If you get cast on Saturday Night Live, you're well on your way to a successful comedy career. But first, you have to survive your SNL audition, which is one of the toughest in show business. For starters, it's an incredibly selective process. The show has had only 153 official cast members since it debuted in 1975. Staffers review hundreds of candidates every year, from all around the country, before narrowing it down to just a handful of potential hires. So, your odds of making it through that screening to become one of the "Not Ready for Primetime Players" are about as good as your odds of becoming an astronaut. Then, the stakes are high. Although getting cast on SNL isn't a guarantee that you'll become a multi-millionaire, the show has made its cast members famous from the very beginning - everyone from Chevy Chase and Bill Murray to Kristen Wiig and Andy Samberg has gone on to become superstars.
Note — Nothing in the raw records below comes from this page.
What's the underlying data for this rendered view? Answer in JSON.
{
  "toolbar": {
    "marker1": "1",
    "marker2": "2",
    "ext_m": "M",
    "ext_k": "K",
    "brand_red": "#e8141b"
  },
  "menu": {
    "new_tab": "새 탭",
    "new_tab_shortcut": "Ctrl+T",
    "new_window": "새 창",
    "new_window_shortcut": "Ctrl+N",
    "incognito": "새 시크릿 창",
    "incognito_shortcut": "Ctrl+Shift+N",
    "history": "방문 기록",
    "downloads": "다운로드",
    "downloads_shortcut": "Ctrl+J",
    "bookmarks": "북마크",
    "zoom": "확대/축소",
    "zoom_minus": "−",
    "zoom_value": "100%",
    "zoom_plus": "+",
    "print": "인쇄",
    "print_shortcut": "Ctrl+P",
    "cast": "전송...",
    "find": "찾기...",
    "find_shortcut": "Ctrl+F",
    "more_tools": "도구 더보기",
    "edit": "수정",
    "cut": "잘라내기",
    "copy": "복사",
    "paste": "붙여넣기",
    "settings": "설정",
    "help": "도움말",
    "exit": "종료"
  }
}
Finally, once you get the call to audition at 30 Rockefeller Center, it's one of the toughest rooms - mainly because your potential boss, SNL creator Lorne Michaels, notoriously doesn't like to laugh.
With so much pressure and such high stakes, it's no surprise that many SNL cast members have great stories about their auditions. Here are some SNL audition stories that range from hilarious to terrifying.
When it comes to comedy auditions, it can be tempting to try something unconventional in order to stand out. But this is also risky, because there's a chance your gimmick will backfire. For his audition, Will Ferrell thought it would be hilarious to pretend to bribe Michaels.
"I [had come] in with a briefcase full of counterfeit money that I’d bought at a toy store," Ferrell told The New York Times. "And in the middle of whatever Lorne was going to say, I was going to start stacking the equivalent of $25,000 on his desk. 'Listen, Lorne, you and I can say whatever we want to say. But we really know what talks, and that’s money. I’m going to walk out of this room, and you can either take this money or not. And I can be on the show.'"
But when Ferrell actually got into the meeting with Michaels, he was too intimidated to try the joke and backed down.
Ferrell's audition experience was also harrowing because his prepared material was too similar to what Michaels had already seen other performers do, forcing Ferrell to stay up all night coming up with a new audition. During his audition, Ferrell played a businessman who liked playing with cat toys when he was alone. It was met with total silence, but as we all know, Ferrell got the gig anyway.
Molly Shannon moved to Los Angeles after graduating from NYU's drama school to pursue comedy. She had previously auditioned for SNL and never heard back, so she kept honing her craft and her characters until she got another opportunity. When that opportunity arrived, the audition coordinator told her not to use one of her strongest characters. "Whatever you do, please don't do that Mary Katherine Gallagher character. You'll never get hired. Lorne won't like that, he'll think it's disgusting and dirty," the coordinator apparently said. Shannon ended up heeding the advice and didn't do the character, but the rest of her audition went so well that she didn't even mind being mugged in Tribeca later that night.
Luckily for us, once Shannon got the job, she did manage to convince Michaels to give the armpit-smelling Catholic schoolgirl a shot. The character would end up being one of Shannon's most popular.
For Cheri Oteri, the circumstances going into her SNL audition were about as far from ideal as possible. The night before, she went to an Italian restaurant and developed food poisoning. She spent all night vomiting and never slept, and when she arrived the next morning, all the blood vessels in her face were broken. It was so bad that she apparently looked like she'd been in a car accident, and her appearance shocked the makeup person.
But when it came time to perform, Oteri's adrenaline was pumping so much that the night before didn't matter. She even managed to coax a laugh out of Michaels. "I saw him out of the corner of my eye, laughing his very subtle, subtle laughter. Almost regal laughter," she later recalled.
Eddie Murphy was one of the youngest cast members ever, being hired at the age of just 19 in 1980. But it took persistence to get there. Murphy had auditioned and been rejected earlier that year. But he was so determined that he called talent coordinator Neil Levy every day to ask for another chance, pointing out that he needed the job to feed his 18 siblings. Eventually, Levy agreed to let Murphy be a background extra.
The night Murphy appeared as an extra, the show was running five minutes short. Needing to fill out the running time, Levy suggested they allow Murphy to perform the monologue he'd used months earlier in his audition. With no other choice, Michaels allowed it. Murphy did so well that he was promoted to full cast member two weeks later.
Murphy would never have a chance to audition again because, as he revealed on Live with Kelly and Ryan, his SNL audition was also the first and only audition of his entire career - meaning SNL helped him become so famous that he never needed to audition again. It's understandable why many consider him to be one of the best SNL cast members of all time.